EmptyAirdate: 8-10 p.m. Saturday, June 7 (CBS); production: The Wolper Organization and Norman Stephens Prods.
Many are apt to raise an eyebrow even thinking about a remake of the landmark 1976 four-hour drama "Sybil." That stunning telecast won Sally Field a well-deserved Emmy as the woman with (at least) 16 personalities, and it gave Joanne Woodward one of her plummiest role as the doctor who helps put the tortured young woman somewhat back together again. Why even go there (as Mike Nichols and Tom Cruise were once rumored to say to each other after considering a remake of "The Heiress" and then watching the William Wyler-Olivia de Havilland original)?
In the case of CBS' "Sybil," though, there appears to be room for everyone, not because the sheer number of Sybil's personalities can accommodate them, but because this production, from the Wolper Organization and Norman Stephens Prods., finds a life all its own. And that's a pretty remarkable thing.
"Sybil" is engrossing enough for anyone -- as a tale of emotional and physical torture and as the story of possible hope. Having been emotionally and physically abused by her mother when she was a child, Sybil found the most creative of ways to survive: She simply found other people to be, all of them residing in her battered psyche. Later on, learning to trust even one doctor must have been another torture altogether for Sybil.

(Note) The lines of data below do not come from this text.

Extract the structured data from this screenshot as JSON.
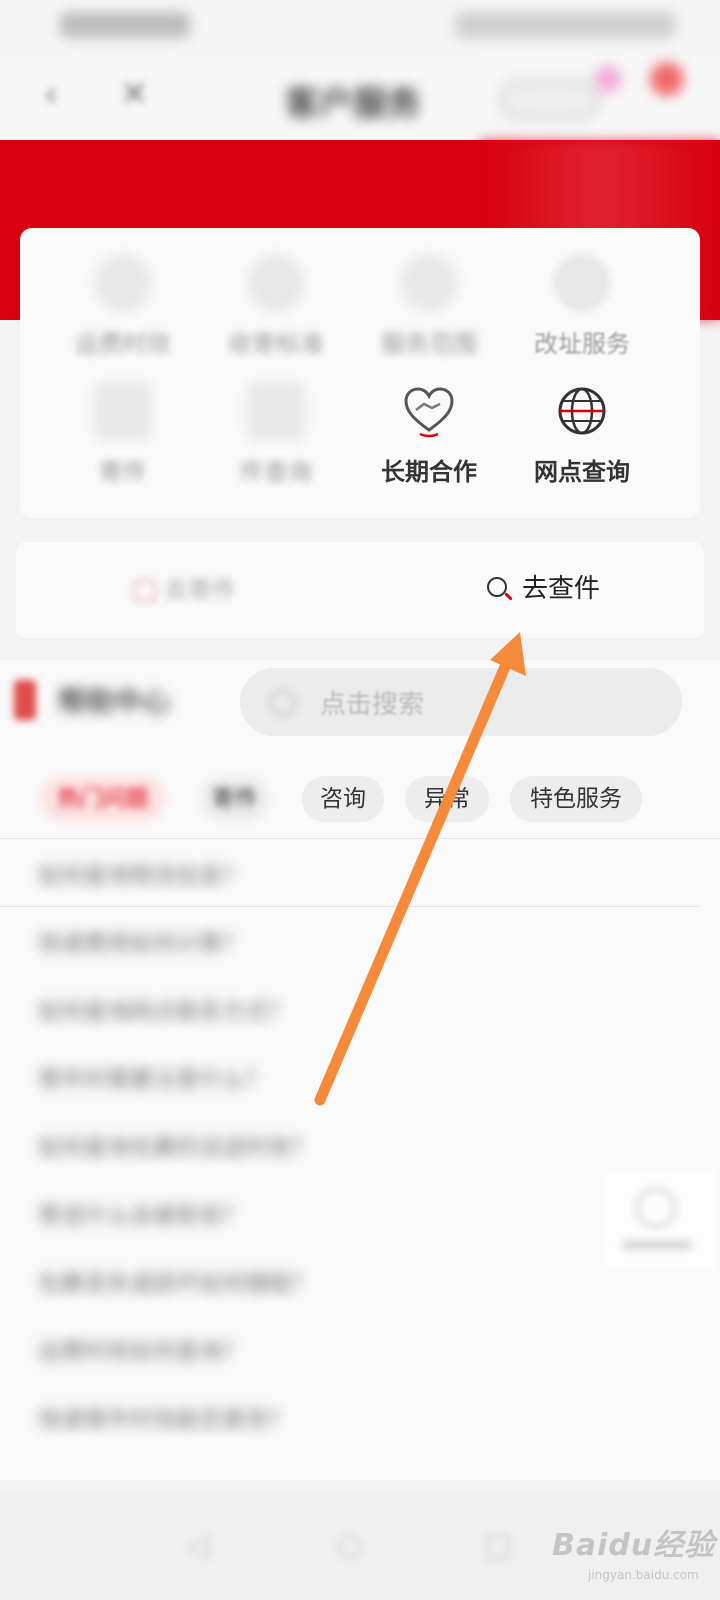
{
  "status_bar": {},
  "nav": {
    "back_glyph": "‹",
    "close_glyph": "✕",
    "title": "客户服务"
  },
  "services": [
    {
      "label": "运费时效",
      "icon": "clock-icon",
      "clear": false
    },
    {
      "label": "收寄标准",
      "icon": "box-icon",
      "clear": false
    },
    {
      "label": "服务范围",
      "icon": "location-icon",
      "clear": false
    },
    {
      "label": "改址服务",
      "icon": "address-change-icon",
      "clear": false
    },
    {
      "label": "寄件",
      "icon": "send-icon",
      "clear": false
    },
    {
      "label": "件查询",
      "icon": "parcel-search-icon",
      "clear": false
    },
    {
      "label": "长期合作",
      "icon": "handshake-icon",
      "clear": true
    },
    {
      "label": "网点查询",
      "icon": "globe-icon",
      "clear": true
    }
  ],
  "query": {
    "left_label": "去寄件",
    "right_label": "去查件"
  },
  "help": {
    "title": "帮助中心",
    "search_placeholder": "点击搜索",
    "chips": [
      {
        "label": "热门问题",
        "active": true
      },
      {
        "label": "寄件",
        "active": false
      },
      {
        "label": "咨询",
        "active": false
      },
      {
        "label": "异常",
        "active": false
      },
      {
        "label": "特色服务",
        "active": false
      }
    ],
    "faqs": [
      "如何查询物流信息？",
      "快递费用如何计算？",
      "如何查询网点联系方式？",
      "寄件时需要注意什么？",
      "如何查询包裹的派送时效？",
      "寄送什么会被拒收？",
      "包裹丢失或损坏如何理赔？",
      "运费时效如何查询？",
      "快递寄件时效能否更改？"
    ]
  },
  "bottom_nav": {
    "back_glyph": "◁",
    "home_glyph": "○",
    "recent_glyph": "□"
  },
  "watermark": {
    "main": "Baidu经验",
    "sub": "jingyan.baidu.com"
  },
  "colors": {
    "brand_red": "#d7000f",
    "annotation_arrow": "#f58a3a"
  }
}
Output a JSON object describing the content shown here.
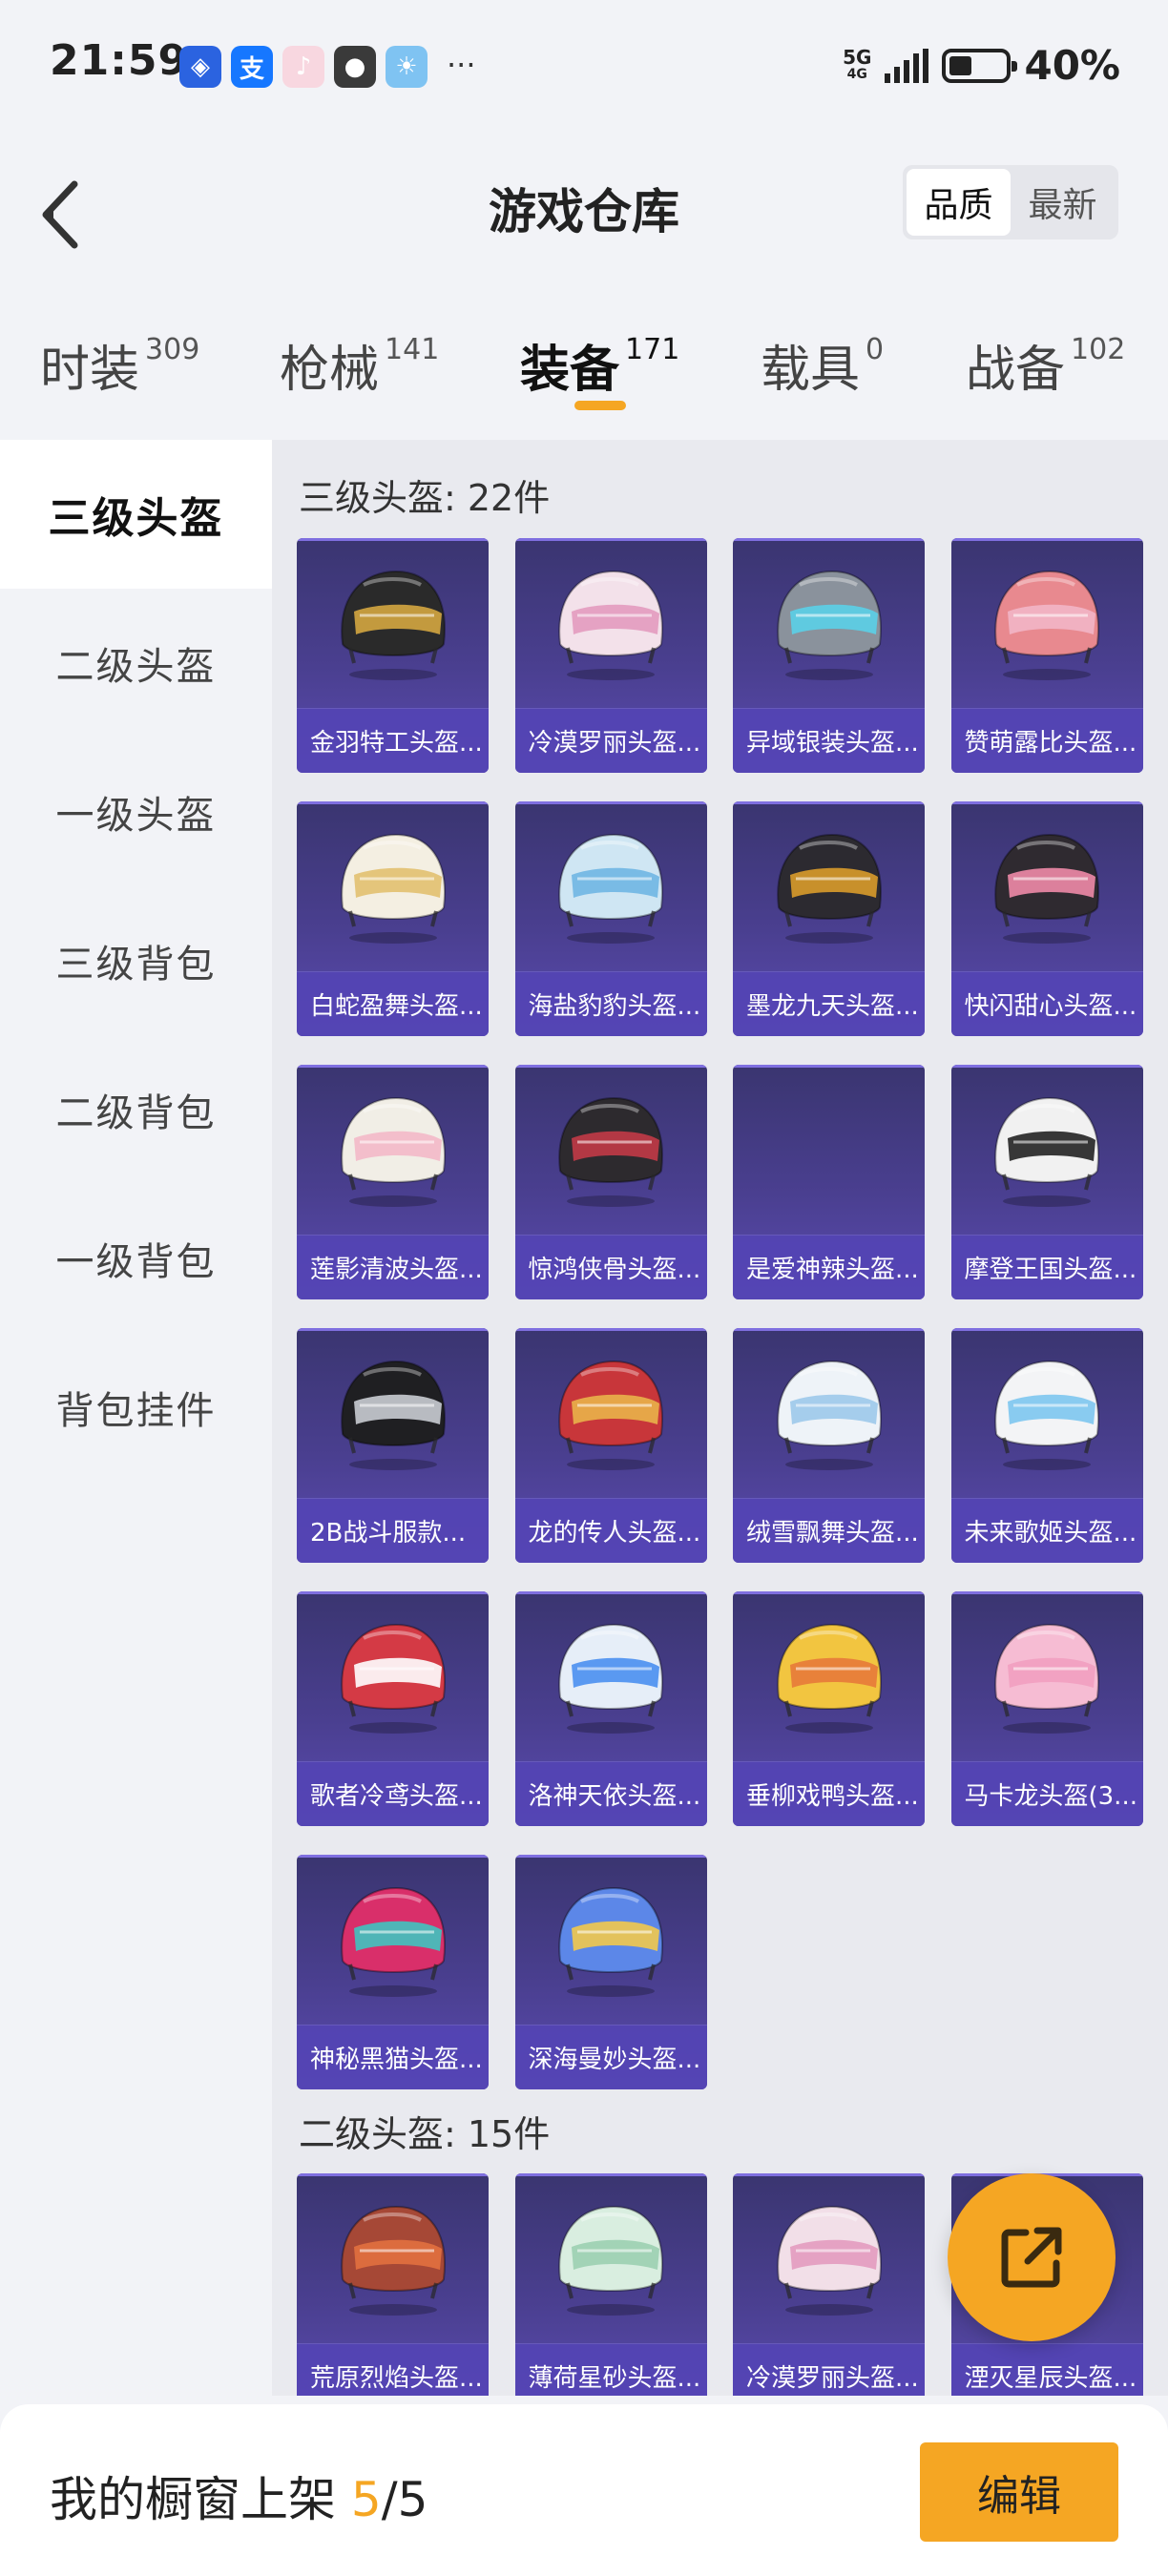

Field's performance more than 30 years ago stands alone. That said, Tammy Blanchard -- who won an Emmy for her performance as Judy Garland in "My Life as Judy Garland: Me and My Shadows" -- takes Sybil and makes the woman completely her own. She has enough depth of being to carry it off completely. She is mesmerizing as she moves in and out of her multiple characters, making each one of them a three-dimensional being for the screen.
As the doctor who helps Sybil, Jessica Lange is more than convincing, if a bit stiff at times. And as the mother who tortured the young Sybil, JoBeth Williams turns in a remarkable performance. She moves in real close to evil and stays there.
John Pielmeier's script is problematic, sometimes going for the too-easily-explained medical description, then shifting to let Sybil explain herself with great subtlety. More steady is director Joseph Sargent's penchant to give Blanchard great animation, just what the character needs. Fitting the story of Sybil's voluminous life into a two-hour time is difficult, yet this production pulls it off with ease.
Cast: Tammy Blanchard, Jessica Lange, JoBeth Williams, Ron White. Executive producers: Mark M. Wolper, Norman S. Stephens. Producer: Michael Mahoney. Director: Joseph Sargent. Writer: John Pielmeier.